TO DO: Please copy all of the entries exactly, but drop every picture.

Element data from apps and pages
────────────────
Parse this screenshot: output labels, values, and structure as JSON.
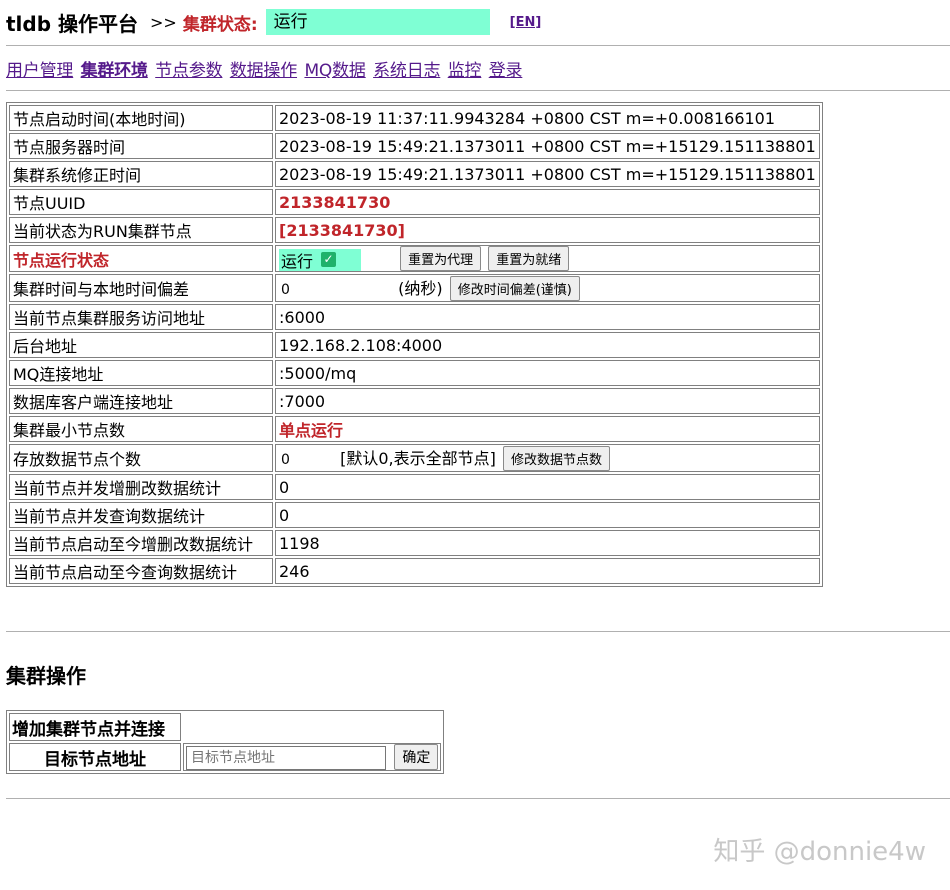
{
  "header": {
    "app_title": "tldb 操作平台",
    "separator": ">>",
    "status_label": "集群状态:",
    "status_value": "运行",
    "lang_link": "[EN]"
  },
  "nav": {
    "items": [
      {
        "label": "用户管理",
        "active": false
      },
      {
        "label": "集群环境",
        "active": true
      },
      {
        "label": "节点参数",
        "active": false
      },
      {
        "label": "数据操作",
        "active": false
      },
      {
        "label": "MQ数据",
        "active": false
      },
      {
        "label": "系统日志",
        "active": false
      },
      {
        "label": "监控",
        "active": false
      },
      {
        "label": "登录",
        "active": false
      }
    ]
  },
  "info": {
    "start_time_label": "节点启动时间(本地时间)",
    "start_time_value": "2023-08-19 11:37:11.9943284 +0800 CST m=+0.008166101",
    "server_time_label": "节点服务器时间",
    "server_time_value": "2023-08-19 15:49:21.1373011 +0800 CST m=+15129.151138801",
    "cluster_time_label": "集群系统修正时间",
    "cluster_time_value": "2023-08-19 15:49:21.1373011 +0800 CST m=+15129.151138801",
    "uuid_label": "节点UUID",
    "uuid_value": "2133841730",
    "run_node_label": "当前状态为RUN集群节点",
    "run_node_value": "[2133841730]",
    "run_state_label": "节点运行状态",
    "run_state_value": "运行",
    "reset_proxy_button": "重置为代理",
    "reset_ready_button": "重置为就绪",
    "time_offset_label": "集群时间与本地时间偏差",
    "time_offset_value": "0",
    "time_offset_unit": "(纳秒)",
    "modify_offset_button": "修改时间偏差(谨慎)",
    "service_addr_label": "当前节点集群服务访问地址",
    "service_addr_value": ":6000",
    "admin_addr_label": "后台地址",
    "admin_addr_value": "192.168.2.108:4000",
    "mq_addr_label": "MQ连接地址",
    "mq_addr_value": ":5000/mq",
    "db_client_addr_label": "数据库客户端连接地址",
    "db_client_addr_value": ":7000",
    "min_nodes_label": "集群最小节点数",
    "min_nodes_value": "单点运行",
    "data_nodes_label": "存放数据节点个数",
    "data_nodes_value": "0",
    "data_nodes_hint": "[默认0,表示全部节点]",
    "modify_data_nodes_button": "修改数据节点数",
    "concurrent_write_label": "当前节点并发增删改数据统计",
    "concurrent_write_value": "0",
    "concurrent_query_label": "当前节点并发查询数据统计",
    "concurrent_query_value": "0",
    "total_write_label": "当前节点启动至今增删改数据统计",
    "total_write_value": "1198",
    "total_query_label": "当前节点启动至今查询数据统计",
    "total_query_value": "246"
  },
  "cluster_ops": {
    "section_title": "集群操作",
    "table_header": "增加集群节点并连接",
    "target_label": "目标节点地址",
    "target_placeholder": "目标节点地址",
    "confirm_button": "确定"
  },
  "watermark": "知乎 @donnie4w",
  "colors": {
    "accent_red": "#c0252a",
    "status_bg": "#7fffd4",
    "link": "#551a8b",
    "check": "#1fb26b"
  }
}
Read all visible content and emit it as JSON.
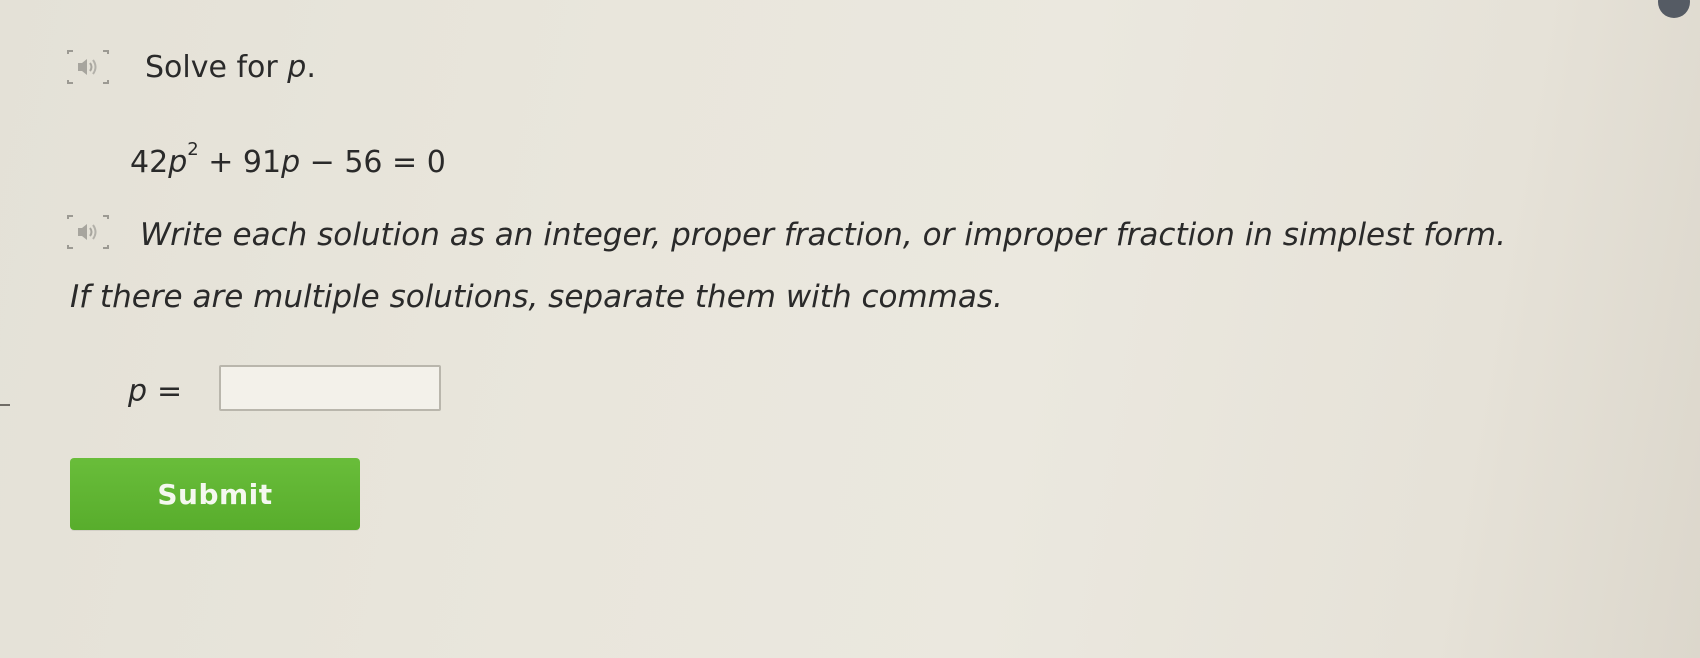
{
  "question": {
    "title": {
      "text": "Solve for ",
      "variable": "p",
      "punct": "."
    },
    "equation": {
      "coef_a": "42",
      "variable": "p",
      "exponent": "2",
      "middle": " + 91",
      "variable2": "p",
      "tail": " − 56 = 0"
    },
    "instruction": {
      "line1": "Write each solution as an integer, proper fraction, or improper fraction in simplest form.",
      "line2": "If there are multiple solutions, separate them with commas."
    },
    "answer": {
      "variable": "p",
      "equals": "=",
      "value": "",
      "placeholder": ""
    },
    "submit_label": "Submit"
  },
  "icons": {
    "title_audio": "audio-speaker-icon",
    "instruction_audio": "audio-speaker-icon"
  },
  "colors": {
    "submit_button": "#5fb332",
    "background": "#e9e6dc",
    "text": "#2a2a2a"
  }
}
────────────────
ANSWER TO THE PROBLEM:
Parse this screenshot: output labels, values, and structure as JSON.
{
  "header": {
    "app_title": "tldb 操作平台",
    "separator": ">>",
    "status_label": "集群状态:",
    "status_value": "运行",
    "lang_link": "[EN]"
  },
  "nav": {
    "items": [
      {
        "label": "用户管理",
        "active": false
      },
      {
        "label": "集群环境",
        "active": true
      },
      {
        "label": "节点参数",
        "active": false
      },
      {
        "label": "数据操作",
        "active": false
      },
      {
        "label": "MQ数据",
        "active": false
      },
      {
        "label": "系统日志",
        "active": false
      },
      {
        "label": "监控",
        "active": false
      },
      {
        "label": "登录",
        "active": false
      }
    ]
  },
  "info": {
    "start_time_label": "节点启动时间(本地时间)",
    "start_time_value": "2023-08-19 11:37:11.9943284 +0800 CST m=+0.008166101",
    "server_time_label": "节点服务器时间",
    "server_time_value": "2023-08-19 15:49:21.1373011 +0800 CST m=+15129.151138801",
    "cluster_time_label": "集群系统修正时间",
    "cluster_time_value": "2023-08-19 15:49:21.1373011 +0800 CST m=+15129.151138801",
    "uuid_label": "节点UUID",
    "uuid_value": "2133841730",
    "run_node_label": "当前状态为RUN集群节点",
    "run_node_value": "[2133841730]",
    "run_state_label": "节点运行状态",
    "run_state_value": "运行",
    "reset_proxy_button": "重置为代理",
    "reset_ready_button": "重置为就绪",
    "time_offset_label": "集群时间与本地时间偏差",
    "time_offset_value": "0",
    "time_offset_unit": "(纳秒)",
    "modify_offset_button": "修改时间偏差(谨慎)",
    "service_addr_label": "当前节点集群服务访问地址",
    "service_addr_value": ":6000",
    "admin_addr_label": "后台地址",
    "admin_addr_value": "192.168.2.108:4000",
    "mq_addr_label": "MQ连接地址",
    "mq_addr_value": ":5000/mq",
    "db_client_addr_label": "数据库客户端连接地址",
    "db_client_addr_value": ":7000",
    "min_nodes_label": "集群最小节点数",
    "min_nodes_value": "单点运行",
    "data_nodes_label": "存放数据节点个数",
    "data_nodes_value": "0",
    "data_nodes_hint": "[默认0,表示全部节点]",
    "modify_data_nodes_button": "修改数据节点数",
    "concurrent_write_label": "当前节点并发增删改数据统计",
    "concurrent_write_value": "0",
    "concurrent_query_label": "当前节点并发查询数据统计",
    "concurrent_query_value": "0",
    "total_write_label": "当前节点启动至今增删改数据统计",
    "total_write_value": "1198",
    "total_query_label": "当前节点启动至今查询数据统计",
    "total_query_value": "246"
  },
  "cluster_ops": {
    "section_title": "集群操作",
    "table_header": "增加集群节点并连接",
    "target_label": "目标节点地址",
    "target_placeholder": "目标节点地址",
    "confirm_button": "确定"
  },
  "watermark": "知乎 @donnie4w",
  "colors": {
    "accent_red": "#c0252a",
    "status_bg": "#7fffd4",
    "link": "#551a8b",
    "check": "#1fb26b"
  }
}
Read all visible content and emit it as JSON.
{
  "question": {
    "title": {
      "text": "Solve for ",
      "variable": "p",
      "punct": "."
    },
    "equation": {
      "coef_a": "42",
      "variable": "p",
      "exponent": "2",
      "middle": " + 91",
      "variable2": "p",
      "tail": " − 56 = 0"
    },
    "instruction": {
      "line1": "Write each solution as an integer, proper fraction, or improper fraction in simplest form.",
      "line2": "If there are multiple solutions, separate them with commas."
    },
    "answer": {
      "variable": "p",
      "equals": "=",
      "value": "",
      "placeholder": ""
    },
    "submit_label": "Submit"
  },
  "icons": {
    "title_audio": "audio-speaker-icon",
    "instruction_audio": "audio-speaker-icon"
  },
  "colors": {
    "submit_button": "#5fb332",
    "background": "#e9e6dc",
    "text": "#2a2a2a"
  }
}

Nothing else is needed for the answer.